Where a line in the listing below contains the word "misleading", copy that line.

■ **TASK DATA**:
= Beginning of Section =
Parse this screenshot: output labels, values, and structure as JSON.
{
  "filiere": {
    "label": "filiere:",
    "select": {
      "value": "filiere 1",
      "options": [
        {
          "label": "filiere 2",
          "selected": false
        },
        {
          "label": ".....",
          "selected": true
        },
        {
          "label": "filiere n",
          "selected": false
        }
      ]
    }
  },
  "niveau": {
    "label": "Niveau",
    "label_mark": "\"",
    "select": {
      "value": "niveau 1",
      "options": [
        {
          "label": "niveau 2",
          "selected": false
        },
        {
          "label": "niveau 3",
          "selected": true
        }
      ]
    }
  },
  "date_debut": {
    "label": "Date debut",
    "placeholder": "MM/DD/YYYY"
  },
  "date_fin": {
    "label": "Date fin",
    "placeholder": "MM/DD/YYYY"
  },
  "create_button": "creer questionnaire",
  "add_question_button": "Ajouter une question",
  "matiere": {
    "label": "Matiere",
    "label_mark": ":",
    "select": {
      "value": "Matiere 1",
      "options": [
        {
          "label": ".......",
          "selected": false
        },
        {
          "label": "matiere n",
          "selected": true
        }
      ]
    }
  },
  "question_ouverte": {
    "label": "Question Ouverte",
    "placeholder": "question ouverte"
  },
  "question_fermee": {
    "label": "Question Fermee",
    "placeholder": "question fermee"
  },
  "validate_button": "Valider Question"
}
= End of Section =
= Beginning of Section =
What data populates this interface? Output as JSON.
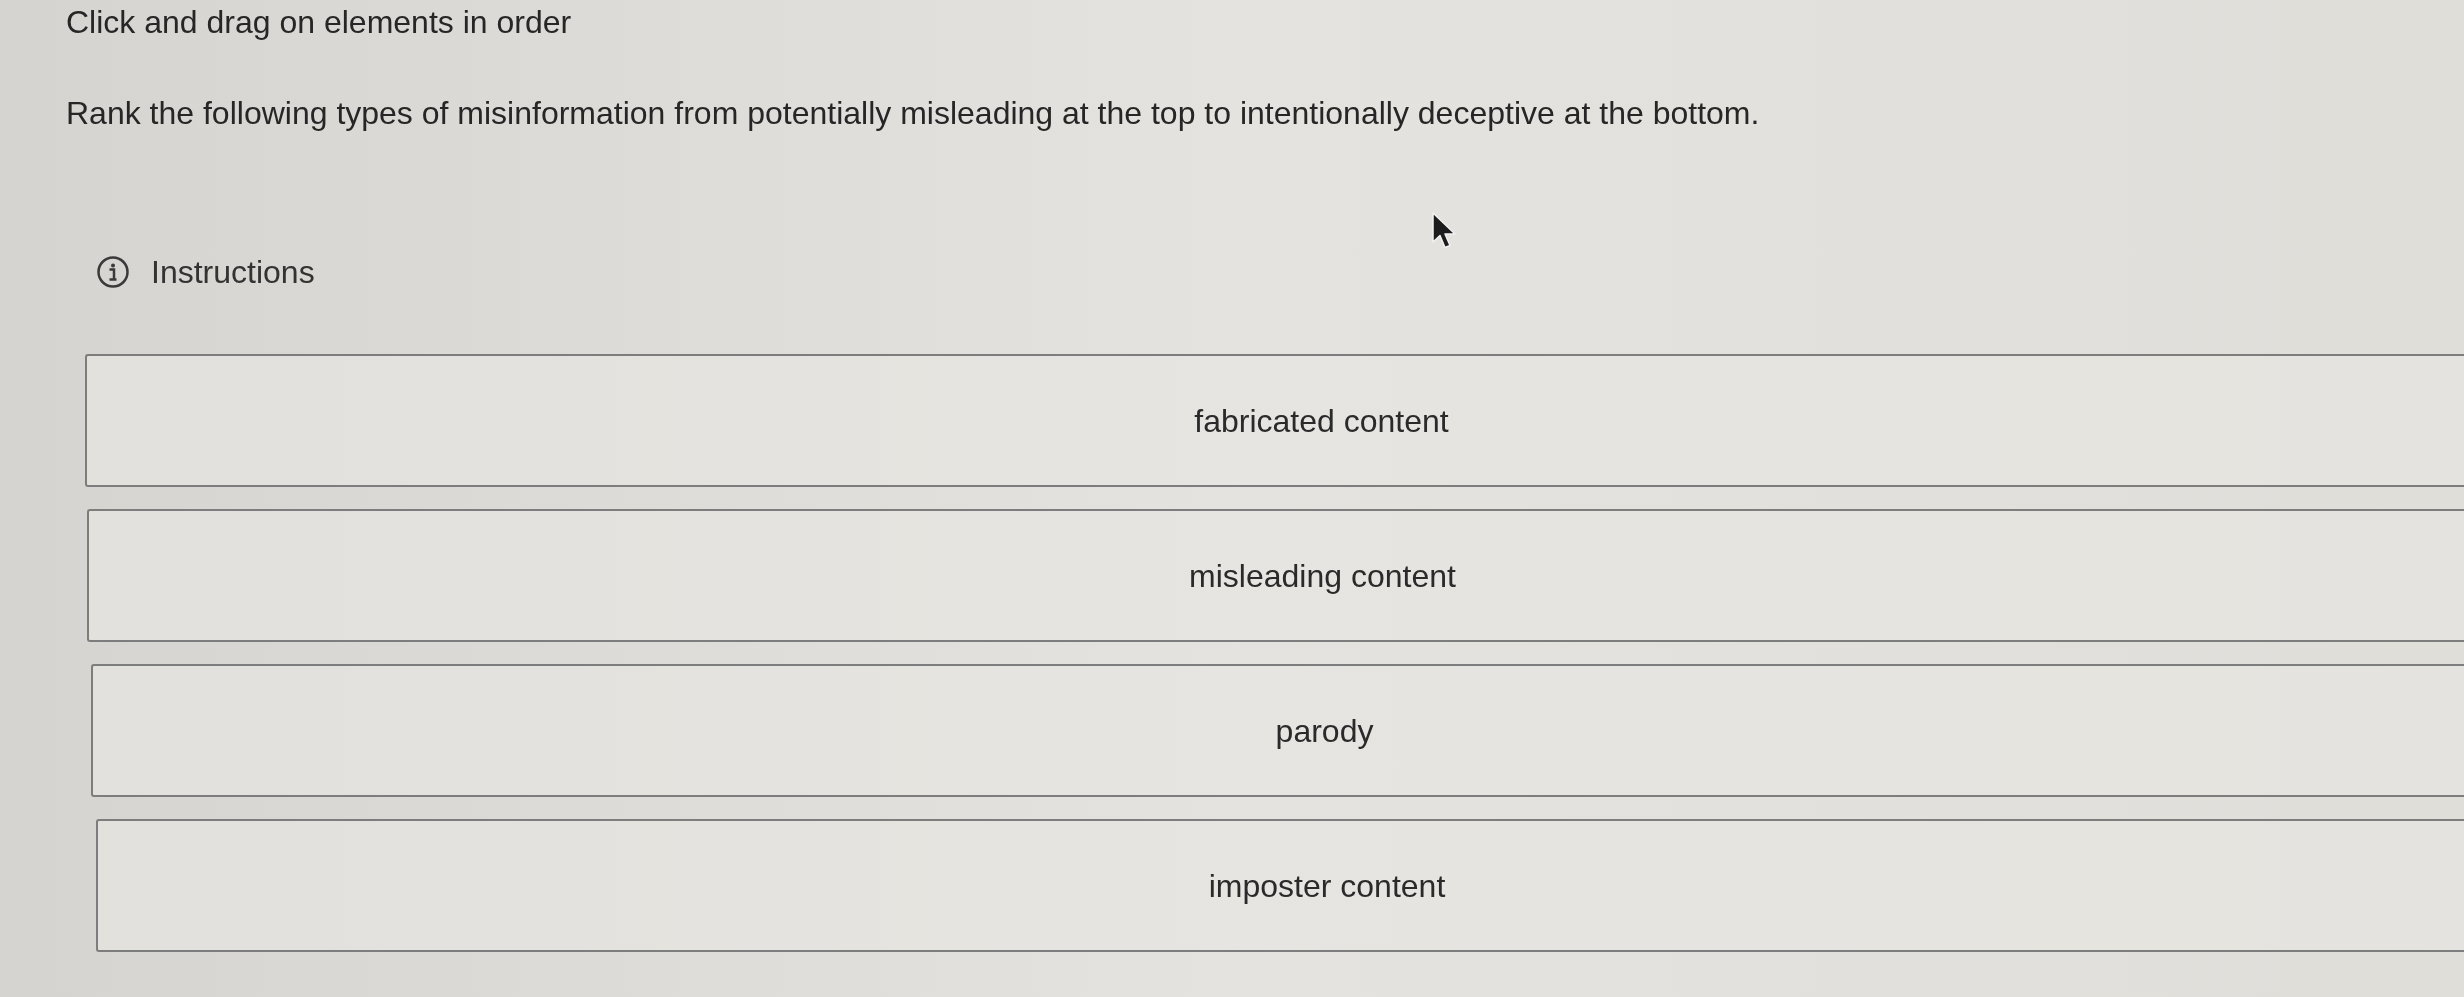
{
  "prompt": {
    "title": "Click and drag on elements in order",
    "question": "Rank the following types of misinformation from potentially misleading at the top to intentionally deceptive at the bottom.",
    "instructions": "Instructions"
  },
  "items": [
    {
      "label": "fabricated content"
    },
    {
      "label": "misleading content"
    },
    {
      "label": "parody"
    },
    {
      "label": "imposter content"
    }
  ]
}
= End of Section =
■ **PROBLEM SOLUTION**:
    "question": "Rank the following types of misinformation from potentially misleading at the top to intentionally deceptive at the bottom.",
      "label": "misleading content"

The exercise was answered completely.